One of the cool aspects about your post is that it goads us to think. Thinking about someone who dislikes you moves you out of a reactive, attacking or judging state into simply observing someone who shares their preferences. If they do not prefer you, it is their perception, and of self, since we are all one with each other. Everyone is a mirror.

Jordanne || Ofaglasgowgirl

What an interesting post! I feel we all reach a point where we realise this. It wasn’t until I was in my late 20s I gave up trying to understand why some people disliked me but now it’s water off a ducks back and I focus my time and energy on what I can control. Plus, what other people think of me is none of my business.

Ron
Ron
1 year ago

A great article this is, I love reading unorthodox thoughts like this Alderian psychology (which I had never come across btw). I stopped caring whether others like me or not but was there once, it was a process.

JamieAdStories
1 year ago

I enjoyed this post and believe that you have to take the rough with the smooth. You can never be liked by everyone so just embrace it.

Vanessa
1 year ago

This is a great post and topic. Adlerian psychology is a bit unconventional sometimes. I used to be a big people pleaser. Learning how to kindly disengage coupled with the courage of being disliked has been a great journey so far. I think we really do find greater freedom. Thank you for sharing.

Raising Harry
1 year ago

This is such a useful post

Mummy Conquering Anxiety

The points in this post really resonated with me. I used to really care of someone didn’t like me. Also the evolutionary angle means it’s an automatic process and not a conscious decision to react.

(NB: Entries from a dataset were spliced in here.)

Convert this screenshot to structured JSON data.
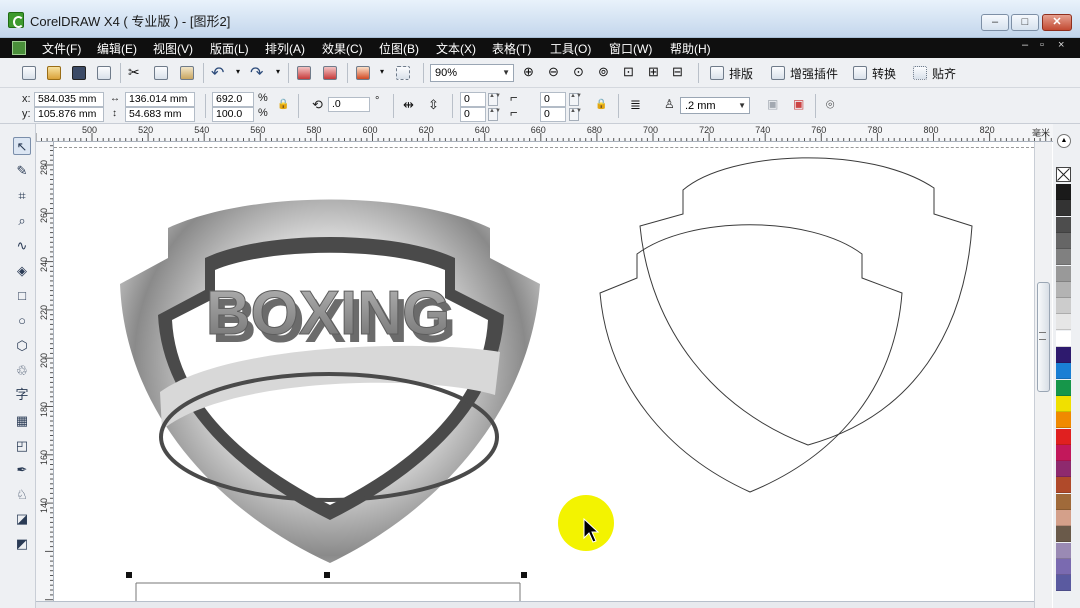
{
  "window": {
    "title": "CorelDRAW X4 ( 专业版 ) - [图形2]",
    "controls": [
      "–",
      "□",
      "✕"
    ]
  },
  "menu": {
    "items": [
      "文件(F)",
      "编辑(E)",
      "视图(V)",
      "版面(L)",
      "排列(A)",
      "效果(C)",
      "位图(B)",
      "文本(X)",
      "表格(T)",
      "工具(O)",
      "窗口(W)",
      "帮助(H)"
    ],
    "mdi_controls": [
      "–",
      "▫",
      "×"
    ]
  },
  "toolbar": {
    "zoom_value": "90%",
    "buttons": {
      "layout": "排版",
      "enhance_plugin": "增强插件",
      "convert": "转换",
      "snap": "贴齐"
    }
  },
  "property_bar": {
    "x_label": "x:",
    "x_value": "584.035 mm",
    "y_label": "y:",
    "y_value": "105.876 mm",
    "width_value": "136.014 mm",
    "height_value": "54.683 mm",
    "scale_x": "692.0",
    "scale_y": "100.0",
    "percent": "%",
    "rotation": ".0",
    "degree": "°",
    "corner_values": [
      "0",
      "0",
      "0",
      "0"
    ],
    "outline_width": ".2 mm"
  },
  "ruler": {
    "top_ticks": [
      "500",
      "520",
      "540",
      "560",
      "580",
      "600",
      "620",
      "640",
      "660",
      "680",
      "700",
      "720",
      "740",
      "760",
      "780",
      "800",
      "820"
    ],
    "left_ticks": [
      "280",
      "260",
      "240",
      "220",
      "200",
      "180",
      "160",
      "140"
    ],
    "units": "毫米"
  },
  "canvas": {
    "emblem_text": "BOXING"
  },
  "palette": {
    "colors": [
      "#1a1a1a",
      "#333333",
      "#4d4d4d",
      "#666666",
      "#808080",
      "#999999",
      "#b3b3b3",
      "#cccccc",
      "#e6e6e6",
      "#ffffff",
      "#2e1a6e",
      "#1a7fd4",
      "#16964a",
      "#f0e000",
      "#f08a00",
      "#e02020",
      "#c2185b",
      "#8e2a6e",
      "#b04a2a",
      "#a06a3a",
      "#d4a08a",
      "#6a5a4a",
      "#9a8ab4",
      "#7a6ab0",
      "#5a5aa0"
    ]
  }
}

Interesting!

lucymarytaylor
1 year ago

This is such an interesting read, I never really thought to ask myself these questions as to why a person may dislike me. I’ve always been someone to just take it on the chin if I know that someone doesn’t like me! But I will definitely ask myself these questions next time the situation arises x

Lucy | http://www.lucymary.co.uk

Molly | Transatlantic Notes

These questions to ask ourselves are useful if we really need to examine someone else’s dislike of us (I would say mainly if we have actually done something that warrants that dislike). If I haven’t done anything and it’s someone who has just reacted to me negatively I don’t give it much thought or energy (generally). I think I’d ask myself these questions if a resolution was required so this was interesting to read through!